Monday, 4 September 2017

1967: When Collaroy's unit blocks faced collapse


Above: The Sydney Morning Herald published an aerial shot of the storm swells threatening properties at Collaroy on the front page of the September 7, 1967 edition of the paper.



Manly Beach Erosion September 5 1967 The Sun 1 and 3 (2)

Source: Anonymous. 1967. "Beaches Ruined: Battle to save esplanade, homes". The Sun, September 5, 3.

For many of us, we remember the devestation at Collaroy Beach last year when 10 homes faced collapse at Collaroy when the beachfront was eroded heavily during a storm.

Fifty years ago, homes and unit blocks along the beachfront were threatened with collapse when similar conditions affected the beach over several weeks in August and September of 1967

The worst affected dwellings were just south of Ramsay street.

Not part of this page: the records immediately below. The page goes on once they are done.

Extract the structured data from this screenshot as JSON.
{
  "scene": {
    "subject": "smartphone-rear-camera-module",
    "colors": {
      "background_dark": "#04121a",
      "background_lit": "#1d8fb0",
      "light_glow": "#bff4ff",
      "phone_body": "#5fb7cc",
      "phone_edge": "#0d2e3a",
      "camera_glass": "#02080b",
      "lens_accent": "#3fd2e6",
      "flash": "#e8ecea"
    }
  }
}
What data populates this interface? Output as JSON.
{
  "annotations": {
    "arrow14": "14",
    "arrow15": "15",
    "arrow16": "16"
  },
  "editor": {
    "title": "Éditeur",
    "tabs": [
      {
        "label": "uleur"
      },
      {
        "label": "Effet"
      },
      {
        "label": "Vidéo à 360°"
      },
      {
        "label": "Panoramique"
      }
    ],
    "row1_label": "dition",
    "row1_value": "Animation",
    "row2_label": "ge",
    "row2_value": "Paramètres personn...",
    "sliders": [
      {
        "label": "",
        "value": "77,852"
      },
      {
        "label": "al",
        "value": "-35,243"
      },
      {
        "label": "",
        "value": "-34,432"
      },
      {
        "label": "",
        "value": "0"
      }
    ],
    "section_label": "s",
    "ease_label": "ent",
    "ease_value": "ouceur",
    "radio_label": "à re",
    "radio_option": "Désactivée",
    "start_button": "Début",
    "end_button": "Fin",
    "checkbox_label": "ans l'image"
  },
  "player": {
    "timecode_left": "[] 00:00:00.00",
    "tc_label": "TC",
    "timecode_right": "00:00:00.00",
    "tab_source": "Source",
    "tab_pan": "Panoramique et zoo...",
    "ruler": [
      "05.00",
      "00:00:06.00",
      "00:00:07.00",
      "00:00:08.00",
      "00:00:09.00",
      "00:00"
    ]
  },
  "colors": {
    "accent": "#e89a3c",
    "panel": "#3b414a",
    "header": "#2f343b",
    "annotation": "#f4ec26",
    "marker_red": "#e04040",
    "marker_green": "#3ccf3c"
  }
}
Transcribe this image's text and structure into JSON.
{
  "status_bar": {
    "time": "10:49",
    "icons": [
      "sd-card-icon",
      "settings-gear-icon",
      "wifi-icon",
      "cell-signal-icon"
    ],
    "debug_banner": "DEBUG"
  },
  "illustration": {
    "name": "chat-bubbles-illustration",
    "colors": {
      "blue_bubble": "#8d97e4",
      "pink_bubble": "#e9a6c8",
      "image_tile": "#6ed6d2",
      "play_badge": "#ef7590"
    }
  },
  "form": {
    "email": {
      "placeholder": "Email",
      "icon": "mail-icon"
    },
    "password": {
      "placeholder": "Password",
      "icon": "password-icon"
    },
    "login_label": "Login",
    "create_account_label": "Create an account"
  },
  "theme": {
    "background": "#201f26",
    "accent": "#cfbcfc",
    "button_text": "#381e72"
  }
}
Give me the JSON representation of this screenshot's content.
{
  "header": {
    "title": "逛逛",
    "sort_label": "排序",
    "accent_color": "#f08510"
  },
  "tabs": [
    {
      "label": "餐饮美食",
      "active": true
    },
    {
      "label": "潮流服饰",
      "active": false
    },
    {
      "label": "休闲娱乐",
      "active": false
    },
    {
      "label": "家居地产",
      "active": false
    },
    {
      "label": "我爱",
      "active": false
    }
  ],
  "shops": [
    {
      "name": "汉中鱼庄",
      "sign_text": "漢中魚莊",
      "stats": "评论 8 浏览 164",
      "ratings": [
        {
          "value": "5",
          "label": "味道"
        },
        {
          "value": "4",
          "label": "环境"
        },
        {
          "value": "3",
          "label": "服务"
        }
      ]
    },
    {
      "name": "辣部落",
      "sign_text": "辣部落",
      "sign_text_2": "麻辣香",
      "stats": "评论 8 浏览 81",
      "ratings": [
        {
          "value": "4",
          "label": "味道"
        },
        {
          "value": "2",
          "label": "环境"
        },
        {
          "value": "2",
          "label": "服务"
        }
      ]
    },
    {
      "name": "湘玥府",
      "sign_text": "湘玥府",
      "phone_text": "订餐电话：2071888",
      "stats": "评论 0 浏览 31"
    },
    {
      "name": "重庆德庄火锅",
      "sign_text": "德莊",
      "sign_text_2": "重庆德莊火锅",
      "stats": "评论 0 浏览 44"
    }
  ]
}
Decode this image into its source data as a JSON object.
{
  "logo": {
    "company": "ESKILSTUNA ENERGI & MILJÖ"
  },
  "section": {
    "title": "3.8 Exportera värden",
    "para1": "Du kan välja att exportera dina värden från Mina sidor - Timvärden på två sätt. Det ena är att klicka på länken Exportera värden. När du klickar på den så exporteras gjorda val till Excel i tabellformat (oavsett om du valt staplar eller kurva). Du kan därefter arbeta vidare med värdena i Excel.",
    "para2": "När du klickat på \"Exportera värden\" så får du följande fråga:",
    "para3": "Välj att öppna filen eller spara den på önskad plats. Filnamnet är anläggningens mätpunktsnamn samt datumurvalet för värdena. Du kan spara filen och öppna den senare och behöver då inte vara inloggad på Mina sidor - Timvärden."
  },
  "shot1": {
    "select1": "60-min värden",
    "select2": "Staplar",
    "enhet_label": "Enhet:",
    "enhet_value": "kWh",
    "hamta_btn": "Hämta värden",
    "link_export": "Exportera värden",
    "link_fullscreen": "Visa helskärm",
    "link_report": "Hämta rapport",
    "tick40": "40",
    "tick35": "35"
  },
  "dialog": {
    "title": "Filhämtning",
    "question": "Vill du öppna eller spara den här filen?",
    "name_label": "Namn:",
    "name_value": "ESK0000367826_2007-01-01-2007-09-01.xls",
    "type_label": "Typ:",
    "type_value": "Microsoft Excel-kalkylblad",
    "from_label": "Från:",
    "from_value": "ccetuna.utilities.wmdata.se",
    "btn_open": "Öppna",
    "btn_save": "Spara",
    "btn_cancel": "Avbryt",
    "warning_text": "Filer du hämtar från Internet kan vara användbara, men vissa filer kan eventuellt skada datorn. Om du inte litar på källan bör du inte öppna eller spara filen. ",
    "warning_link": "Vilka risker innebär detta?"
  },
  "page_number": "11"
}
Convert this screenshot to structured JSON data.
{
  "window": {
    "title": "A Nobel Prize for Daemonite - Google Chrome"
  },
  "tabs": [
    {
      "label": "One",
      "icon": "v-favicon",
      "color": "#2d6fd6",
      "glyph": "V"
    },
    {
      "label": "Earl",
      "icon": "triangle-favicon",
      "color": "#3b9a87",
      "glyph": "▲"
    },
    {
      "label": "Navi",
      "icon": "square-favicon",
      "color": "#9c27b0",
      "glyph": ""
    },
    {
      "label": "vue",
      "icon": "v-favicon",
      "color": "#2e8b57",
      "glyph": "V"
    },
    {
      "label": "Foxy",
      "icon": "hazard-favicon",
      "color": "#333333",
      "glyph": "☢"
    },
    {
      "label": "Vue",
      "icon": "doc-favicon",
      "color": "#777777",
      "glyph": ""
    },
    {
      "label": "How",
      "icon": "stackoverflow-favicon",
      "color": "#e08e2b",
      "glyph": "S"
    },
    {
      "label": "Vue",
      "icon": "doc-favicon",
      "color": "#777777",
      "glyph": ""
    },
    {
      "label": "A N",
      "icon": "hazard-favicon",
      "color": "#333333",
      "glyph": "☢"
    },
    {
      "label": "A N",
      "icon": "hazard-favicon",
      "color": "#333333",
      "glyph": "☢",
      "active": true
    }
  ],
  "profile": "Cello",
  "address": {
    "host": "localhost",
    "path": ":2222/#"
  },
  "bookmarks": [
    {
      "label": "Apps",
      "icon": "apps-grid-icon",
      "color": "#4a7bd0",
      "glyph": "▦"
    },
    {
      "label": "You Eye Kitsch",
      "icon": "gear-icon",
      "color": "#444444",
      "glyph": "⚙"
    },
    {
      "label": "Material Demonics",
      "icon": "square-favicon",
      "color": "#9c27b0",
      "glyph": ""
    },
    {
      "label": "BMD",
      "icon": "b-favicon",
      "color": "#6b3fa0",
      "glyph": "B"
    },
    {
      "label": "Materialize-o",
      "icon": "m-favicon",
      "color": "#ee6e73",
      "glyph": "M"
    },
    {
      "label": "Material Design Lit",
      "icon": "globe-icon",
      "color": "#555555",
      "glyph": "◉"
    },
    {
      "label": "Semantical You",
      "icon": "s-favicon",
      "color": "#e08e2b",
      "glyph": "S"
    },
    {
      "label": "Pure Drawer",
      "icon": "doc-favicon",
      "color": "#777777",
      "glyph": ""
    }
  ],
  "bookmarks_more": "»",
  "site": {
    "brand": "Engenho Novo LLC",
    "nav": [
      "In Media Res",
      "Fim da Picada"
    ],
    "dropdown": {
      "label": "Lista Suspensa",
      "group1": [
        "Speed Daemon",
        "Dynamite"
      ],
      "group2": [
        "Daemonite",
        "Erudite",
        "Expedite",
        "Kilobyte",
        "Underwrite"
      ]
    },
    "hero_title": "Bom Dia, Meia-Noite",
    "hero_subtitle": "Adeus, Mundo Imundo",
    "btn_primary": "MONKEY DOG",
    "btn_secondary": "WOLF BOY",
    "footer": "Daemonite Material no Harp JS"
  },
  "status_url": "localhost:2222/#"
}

This included the Flightdeck and Shipmates apartment buildings. The foundations were exposed leading to the risk of collapse.
One nearby home, nearly fell into the sea. Fifty years and many storms later, its still standing.

  Collaroy Close up photo September 6 1967 daily mirror 5

Source: Anonymous. 1967. "Fight to Save Homes". The Daily Mirror, September 6, 5.

The battle against nature was won

  Collaroy Beach Erosion September 7 1967 The Sun 2


Source: Anonmonyous. 1967. "The Beach Battle Won: Rock Wall Holds" . The Sun, September 7, 2.

People were being warned back then about the loss of beachfront properties which could have occured within a lifetime e.g. fifty years. The beachfront homes are still standing today. However with natural processes, the Collaroy area will eventually subcumb to the sea. 


Collaroy Beach Erosion September 7 1967 The Sun 4

Source: Harrison, T. 1967. "Professor says... All this Will Go! But don't panic, it may take centuries". The Sun, September 7, 4. 

The properties in the affected area in 1967 eventually saw a rock seawall  placed in front their dwellings. This has prevented further erosion and any loss of property. However, it stopped at Ramsay Street. The worst affected properties in last years super storm were located to the immediate north of the street.

Is it worth spending a fortune on beachfront property? Some are prepared to fork out the money, but they do so knowing that the next storm could see their home washed out to sea.

Fortuantely, we have learnt in Sydney and NSW that building right on the foredune of a beach is not good in protecting a beach, but also the damage it can cause to buildings in the event of erosion. Highrise buildings are no longer permitted in beachfront areas that are vulnerable to beach erosion along with restrictions in housing development?

But what about homes built before the laws? One can still build, but bear the risks that the next major storm can bring.